Older folks say technology is preventing the younger generation from following in their footsteps, literally. One-quarter of young British adults ages 18-24 admits to leading a sedentary lifestyle.

A survey of 2,000 people in the United Kingdom conducted this month showed that many young adults walk an average of only five minutes per day, barely enough steps to get from the doorstep to the car, or even from the couch to fridge. Whereas middle-aged parents ages 42-54 place the blame squarely on contemporary communications and information technology, young adults indirectly hinted toward the same excuse.

The top excuse for a lack of locomotion? “I don’t have anyone to walk with,” young adults told pollsters, suggesting greater social interaction online and fewer encounters in the physical environment.

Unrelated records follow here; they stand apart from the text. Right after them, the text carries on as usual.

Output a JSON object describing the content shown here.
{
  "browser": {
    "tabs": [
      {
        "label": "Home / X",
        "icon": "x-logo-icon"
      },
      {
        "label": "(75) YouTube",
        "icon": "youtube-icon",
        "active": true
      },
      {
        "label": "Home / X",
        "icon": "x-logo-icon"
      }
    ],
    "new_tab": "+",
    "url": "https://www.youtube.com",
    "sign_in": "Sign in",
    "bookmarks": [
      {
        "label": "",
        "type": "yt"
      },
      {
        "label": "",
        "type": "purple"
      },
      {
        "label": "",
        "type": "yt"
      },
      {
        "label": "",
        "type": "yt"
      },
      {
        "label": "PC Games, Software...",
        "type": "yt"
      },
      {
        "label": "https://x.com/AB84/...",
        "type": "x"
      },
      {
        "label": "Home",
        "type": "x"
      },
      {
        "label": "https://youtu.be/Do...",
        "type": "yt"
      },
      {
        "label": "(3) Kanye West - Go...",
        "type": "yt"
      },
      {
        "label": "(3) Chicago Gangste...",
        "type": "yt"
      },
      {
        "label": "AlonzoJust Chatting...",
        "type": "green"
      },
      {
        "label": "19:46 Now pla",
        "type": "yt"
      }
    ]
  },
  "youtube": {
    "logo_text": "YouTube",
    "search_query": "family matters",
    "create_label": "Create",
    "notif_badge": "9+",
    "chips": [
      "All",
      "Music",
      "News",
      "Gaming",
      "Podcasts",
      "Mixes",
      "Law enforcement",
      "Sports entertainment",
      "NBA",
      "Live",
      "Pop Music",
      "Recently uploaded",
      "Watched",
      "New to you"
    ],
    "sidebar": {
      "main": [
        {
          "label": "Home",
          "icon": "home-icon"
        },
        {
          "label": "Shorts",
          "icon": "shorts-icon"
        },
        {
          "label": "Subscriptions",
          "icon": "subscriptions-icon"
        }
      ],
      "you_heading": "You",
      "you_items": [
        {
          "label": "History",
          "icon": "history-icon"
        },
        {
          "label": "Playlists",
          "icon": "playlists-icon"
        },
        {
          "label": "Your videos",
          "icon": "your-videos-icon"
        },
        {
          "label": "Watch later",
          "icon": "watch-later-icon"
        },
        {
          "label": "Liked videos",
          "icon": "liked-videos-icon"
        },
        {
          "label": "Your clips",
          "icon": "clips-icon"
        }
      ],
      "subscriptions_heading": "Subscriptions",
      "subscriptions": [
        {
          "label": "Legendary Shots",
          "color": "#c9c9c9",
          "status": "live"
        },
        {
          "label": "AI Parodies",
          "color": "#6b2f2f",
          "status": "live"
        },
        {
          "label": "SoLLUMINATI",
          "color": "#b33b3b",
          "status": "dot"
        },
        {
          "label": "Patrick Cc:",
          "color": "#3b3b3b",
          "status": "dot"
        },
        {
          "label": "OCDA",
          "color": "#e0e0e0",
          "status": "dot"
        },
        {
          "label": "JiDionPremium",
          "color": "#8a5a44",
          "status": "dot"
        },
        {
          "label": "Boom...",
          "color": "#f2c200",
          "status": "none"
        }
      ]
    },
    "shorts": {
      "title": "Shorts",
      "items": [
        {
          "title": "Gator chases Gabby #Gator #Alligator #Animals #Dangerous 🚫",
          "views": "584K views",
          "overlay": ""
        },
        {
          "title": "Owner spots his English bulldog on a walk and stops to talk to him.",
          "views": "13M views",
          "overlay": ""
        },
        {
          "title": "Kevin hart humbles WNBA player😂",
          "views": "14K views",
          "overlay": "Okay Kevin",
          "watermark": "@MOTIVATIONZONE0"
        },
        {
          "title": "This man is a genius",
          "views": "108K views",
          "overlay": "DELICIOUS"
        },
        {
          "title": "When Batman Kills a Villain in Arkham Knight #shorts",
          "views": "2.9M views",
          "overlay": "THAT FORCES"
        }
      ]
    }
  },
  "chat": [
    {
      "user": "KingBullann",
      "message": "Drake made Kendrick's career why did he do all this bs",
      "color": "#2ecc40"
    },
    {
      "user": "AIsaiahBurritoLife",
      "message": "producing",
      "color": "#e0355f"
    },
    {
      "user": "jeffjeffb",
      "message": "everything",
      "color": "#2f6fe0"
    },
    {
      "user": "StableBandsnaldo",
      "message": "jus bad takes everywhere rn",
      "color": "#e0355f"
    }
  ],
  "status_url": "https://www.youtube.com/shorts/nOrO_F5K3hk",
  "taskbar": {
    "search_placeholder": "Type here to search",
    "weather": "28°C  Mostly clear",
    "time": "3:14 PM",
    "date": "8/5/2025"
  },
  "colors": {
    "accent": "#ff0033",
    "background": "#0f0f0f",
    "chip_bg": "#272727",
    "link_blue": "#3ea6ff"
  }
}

On average, British women walked 12 minutes per day, while men walked only eight minutes per day. Both fell far short of recommendations from the British Heart Foundation, which recommends 30 minutes per day of walking. Likewise, the U.S. Centers for Disease Control and Prevention recommends that adults of all ages walk an average of 30 minutes per day, suggesting health benefits from even three brisk 10-minute walks per day.

British women said they skipped walking on many days because of a lack of energy, or because of poor weather. Men were more likely to blame busy work schedules and a lack of time.

Paula Franklin, a manager at British healthcare company Bupa, told The Telegraph it’s easy to make excuses for lack of exercise, even for walking — the most basic, affordable, and easiest form of physical activity possible.

“Walking can usually fit easily into your daily routine and something as simple as choosing to walk even part of the way to work instead of taking the car or bus can have a huge impact on your health,” Franklin said. “For example, adding just 20 minutes walking to your day can dramatically reduce the risk of cardiovascular disease, which includes heart disease and strokes.”

Although some Britons blamed poor weather or unsafe neighborhoods, one excuse in particular seemed counterintuitive: 12 percent of survey respondents blamed their present lack of fitness on their decision to refrain from walking. While mobility is understandably an issue for many, what better way to increase your fitness than by taking a walk?